On Aug. 12, attorneys for the commission said it is not liable for attorneys fees and costs in a case brought by John Bryan, as the attorney for Tony Henderson. Henderson was the subject of a bench warrant and search warrant in December 2011 and was seeking information on possible evidence gathered during the search.
On May 28, Greenbrier Circuit Judge James Rowe, presiding over the case after each Mercer judge disqualified himself, granted the FOIA request.
However, the Mercer County Commission is arguing it already handed over the requested information, but to a different attorney.
“Plaintiff Henderson is not entitled to attorney fees and costs in that copies of the public records he sought in the suit were furnished prior to the filing of the complaint herein to Henderson, but to a different and prior attorney representing Henderson,” Mercer Prosecuting Attorney Scott A. Ash wrote for the county.
“(A)warding attorney fees and costs in such a situation does not further the statutory purpose of the Freedom of Information Act, but rather prompts useless litigation and needlessly increases the costs of county government.”
Bryan’s complaint was filed Jan. 31 in Mercer Circuit Court. It says the bench warrant for Henderson’s arrest concerned provisions of a child support agreement.
The search warrant allowed sheriff’s deputies to search for evidence of the crime of failure to appear, Bryan says.
The FOIA request, made in December 2012, asked for “all documents, videos, evidence or reports regarding Tony Henderson related to (his divorce proceeding and child support agreement).”
Bryan wrote there was no response to the FOIA request.

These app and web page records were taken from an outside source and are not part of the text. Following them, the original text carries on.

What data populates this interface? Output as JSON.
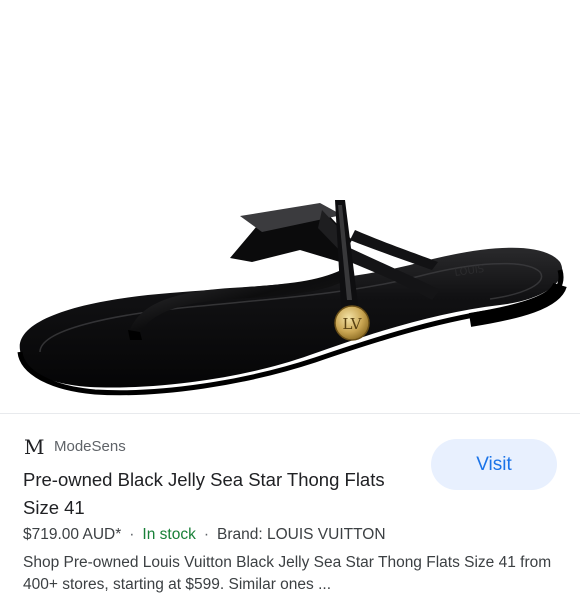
{
  "product_image": {
    "icon": "black-jelly-thong-sandal-image",
    "emblem_text": "LV"
  },
  "result": {
    "source_logo": "M",
    "source_name": "ModeSens",
    "visit_label": "Visit",
    "title": "Pre-owned Black Jelly Sea Star Thong Flats Size 41",
    "price": "$719.00 AUD*",
    "availability": "In stock",
    "brand": "Brand: LOUIS VUITTON",
    "separator": "·",
    "description": "Shop Pre-owned Louis Vuitton Black Jelly Sea Star Thong Flats Size 41 from 400+ stores, starting at $599. Similar ones ..."
  },
  "colors": {
    "accent": "#1a73e8",
    "visit_background": "#e8f0fe",
    "in_stock": "#188038",
    "sandal": "#0b0b0c"
  }
}
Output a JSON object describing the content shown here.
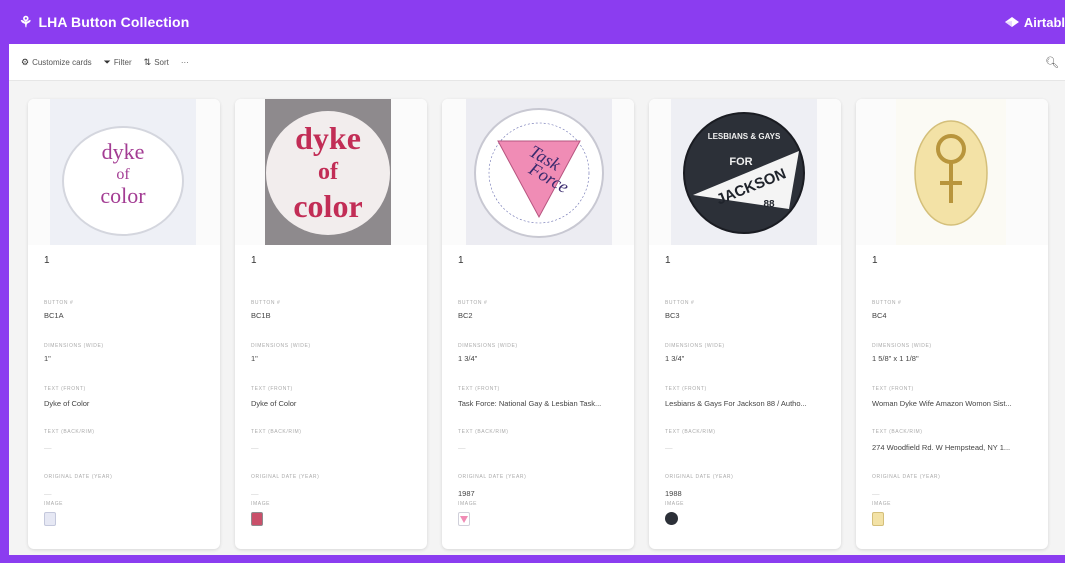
{
  "app": {
    "title": "LHA Button Collection",
    "brand": "Airtabl",
    "accent_color": "#8b3df0",
    "logo_icon": "puzzle-icon"
  },
  "toolbar": {
    "customize_label": "Customize cards",
    "filter_label": "Filter",
    "sort_label": "Sort",
    "more_label": "···"
  },
  "labels": {
    "button_no": "BUTTON #",
    "dimensions": "DIMENSIONS (WIDE)",
    "text_front": "TEXT (FRONT)",
    "text_back": "TEXT (BACK/RIM)",
    "original_date": "ORIGINAL DATE (YEAR)",
    "image": "IMAGE"
  },
  "cards": [
    {
      "primary": "1",
      "button_no": "BC1A",
      "dimensions": "1\"",
      "text_front": "Dyke of Color",
      "text_back": "—",
      "original_date": "—",
      "image_text": [
        "dyke",
        "of",
        "color"
      ]
    },
    {
      "primary": "1",
      "button_no": "BC1B",
      "dimensions": "1\"",
      "text_front": "Dyke of Color",
      "text_back": "—",
      "original_date": "—",
      "image_text": [
        "dyke",
        "of",
        "color"
      ]
    },
    {
      "primary": "1",
      "button_no": "BC2",
      "dimensions": "1 3/4\"",
      "text_front": "Task Force: National Gay & Lesbian Task...",
      "text_back": "—",
      "original_date": "1987",
      "image_text": [
        "Task",
        "Force"
      ]
    },
    {
      "primary": "1",
      "button_no": "BC3",
      "dimensions": "1 3/4\"",
      "text_front": "Lesbians & Gays For Jackson 88 / Autho...",
      "text_back": "—",
      "original_date": "1988",
      "image_text": [
        "LESBIANS & GAYS",
        "FOR",
        "JACKSON",
        "88"
      ]
    },
    {
      "primary": "1",
      "button_no": "BC4",
      "dimensions": "1 5/8\" x 1 1/8\"",
      "text_front": "Woman Dyke Wife Amazon Womon Sist...",
      "text_back": "274 Woodfield Rd. W Hempstead, NY 1...",
      "original_date": "—",
      "image_text": []
    }
  ]
}
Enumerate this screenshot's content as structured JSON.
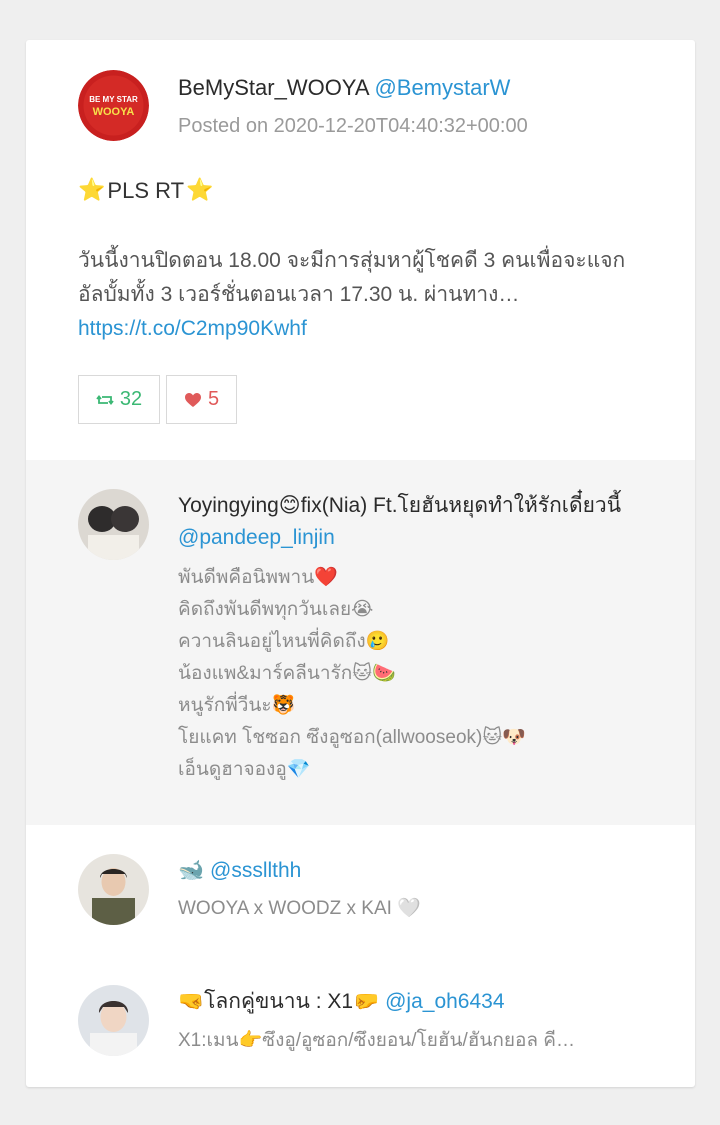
{
  "main": {
    "display_name": "BeMyStar_WOOYA",
    "handle": "@BemystarW",
    "posted": "Posted on 2020-12-20T04:40:32+00:00",
    "star_left": "⭐",
    "headline": "PLS RT",
    "star_right": "⭐",
    "text": "วันนี้งานปิดตอน 18.00 จะมีการสุ่มหาผู้โชคดี 3 คนเพื่อจะแจกอัลบั้มทั้ง 3 เวอร์ชั่นตอนเวลา 17.30 น. ผ่านทาง…",
    "link": "https://t.co/C2mp90Kwhf",
    "retweets": "32",
    "likes": "5",
    "avatar_text_top": "BE MY STAR",
    "avatar_text_bottom": "WOOYA"
  },
  "replies": [
    {
      "name": "Yoyingying😊fix(Nia) Ft.โยฮันหยุดทำให้รักเดี๋ยวนี้",
      "handle": "@pandeep_linjin",
      "body": "พันดีพคือนิพพาน❤️\nคิดถึงพันดีพทุกวันเลย😭\nควานลินอยู่ไหนพี่คิดถึง🥲\nน้องแพ&มาร์คลีนารัก🐱🍉\nหนูรักพี่วีนะ🐯\nโยแคท โชซอก ซึงอูซอก(allwooseok)🐱🐶\nเอ็นดูฮาจองอู💎"
    },
    {
      "name": "🐋",
      "handle": "@sssllthh",
      "body": "WOOYA x WOODZ x KAI 🤍"
    },
    {
      "name": "🤜โลกคู่ขนาน : X1🤛",
      "handle": "@ja_oh6434",
      "body": "X1:เมน👉ซึงอู/อูซอก/ซึงยอน/โยฮัน/ฮันกยอล คี…"
    }
  ]
}
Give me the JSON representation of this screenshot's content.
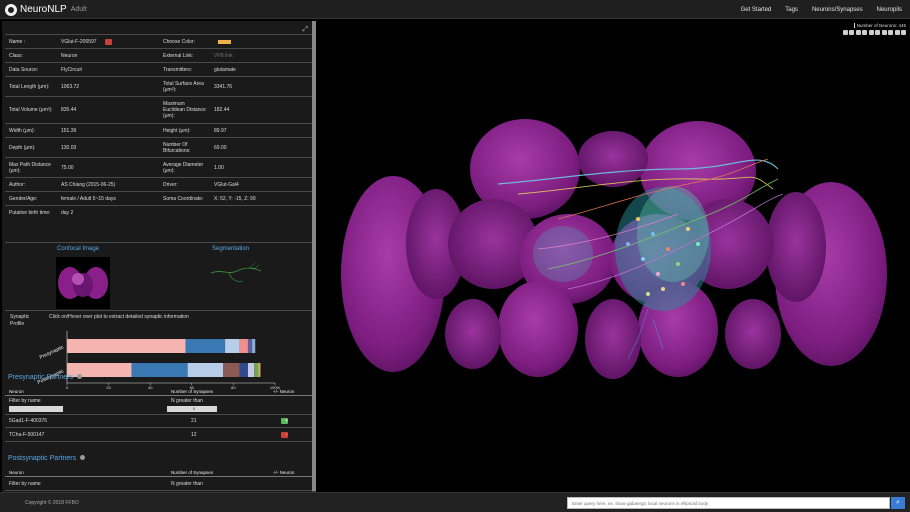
{
  "app": {
    "brand": "NeuroNLP",
    "subtitle": "Adult"
  },
  "nav": {
    "items": [
      "Get Started",
      "Tags",
      "Neurons/Synapses",
      "Neuropils"
    ]
  },
  "info": {
    "rows": [
      {
        "k1": "Name :",
        "v1": "VGlut-F-200597",
        "k2": "Choose Color:",
        "v2": ""
      },
      {
        "k1": "Class:",
        "v1": "Neuron",
        "k2": "External Link:",
        "v2": "VFB link"
      },
      {
        "k1": "Data Source:",
        "v1": "FlyCircuit",
        "k2": "Transmitters:",
        "v2": "glutamate"
      },
      {
        "k1": "Total Length (μm):",
        "v1": "1063.72",
        "k2": "Total Surface Area (μm²):",
        "v2": "3341.76"
      },
      {
        "k1": "Total Volume (μm³):",
        "v1": "835.44",
        "k2": "Maximum Euclidean Distance (μm):",
        "v2": "182.44"
      },
      {
        "k1": "Width (μm):",
        "v1": "151.39",
        "k2": "Height (μm):",
        "v2": "89.97"
      },
      {
        "k1": "Depth (μm):",
        "v1": "130.03",
        "k2": "Number Of Bifurcations:",
        "v2": "69.00"
      },
      {
        "k1": "Max Path Distance (μm):",
        "v1": "75.00",
        "k2": "Average Diameter (μm):",
        "v2": "1.00"
      },
      {
        "k1": "Author:",
        "v1": "AS Chiang (2015-06-25)",
        "k2": "Driver:",
        "v2": "VGlut-Gal4"
      },
      {
        "k1": "Gender/Age:",
        "v1": "female / Adult 5~15 days",
        "k2": "Soma Coordinate:",
        "v2": "X: 52, Y: -15, Z: 99"
      },
      {
        "k1": "Putative birth time:",
        "v1": "day 2",
        "k2": "",
        "v2": ""
      }
    ],
    "choose_color": "#f0b24a"
  },
  "images": {
    "confocal_title": "Confocal Image",
    "segmentation_title": "Segmentation"
  },
  "profile": {
    "label_line1": "Synaptic",
    "label_line2": "Profile",
    "hint": "Click on/Hover over plot to extract detailed synaptic information",
    "categories": [
      "Presynaptic",
      "Postsynaptic"
    ],
    "ticks": [
      "0",
      "20",
      "40",
      "60",
      "80",
      "100%"
    ],
    "segments": [
      [
        {
          "value": 57,
          "color": "#f4b5b0"
        },
        {
          "value": 19,
          "color": "#3a78b4"
        },
        {
          "value": 7,
          "color": "#b7cde9"
        },
        {
          "value": 4,
          "color": "#f08f8b"
        },
        {
          "value": 2,
          "color": "#5a5fa6"
        },
        {
          "value": 1.5,
          "color": "#8ab1d8"
        }
      ],
      [
        {
          "value": 31,
          "color": "#f4b5b0"
        },
        {
          "value": 27,
          "color": "#3a78b4"
        },
        {
          "value": 17,
          "color": "#b7cde9"
        },
        {
          "value": 8,
          "color": "#8a5a55"
        },
        {
          "value": 4,
          "color": "#2e4a8a"
        },
        {
          "value": 3,
          "color": "#c8c8e8"
        },
        {
          "value": 2,
          "color": "#6da855"
        },
        {
          "value": 1,
          "color": "#e0b060"
        }
      ]
    ]
  },
  "presyn": {
    "title": "Presynaptic Partners",
    "headers": [
      "Neuron",
      "Number of Synapses",
      "+/- Neuron"
    ],
    "filter_name": "Filter by name",
    "filter_num": "N greater than",
    "filter_num_value": "0",
    "rows": [
      {
        "neuron": "5Gad1-F-400376",
        "count": "21",
        "action": "+"
      },
      {
        "neuron": "TCha-F-500147",
        "count": "12",
        "action": "-"
      }
    ]
  },
  "postsyn": {
    "title": "Postsynaptic Partners",
    "headers": [
      "Neuron",
      "Number of Synapses",
      "+/- Neuron"
    ],
    "filter_name": "Filter by name",
    "filter_num": "N greater than"
  },
  "viewport": {
    "neuron_count": "Number of Neurons: 445"
  },
  "footer": {
    "copyright": "Copyright © 2018 FFBO",
    "query_placeholder": "Enter query here, ex. show gabaergic local neurons in ellipsoid body"
  }
}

On May 28, Rowe’s order told Bryan to submit an affidavit of costs. Bryan’s affidavit detailed 18.5 hours of work worth $2,924.45 in costs.
From the West Virginia Record: Reach John O’Brien at email@example.com.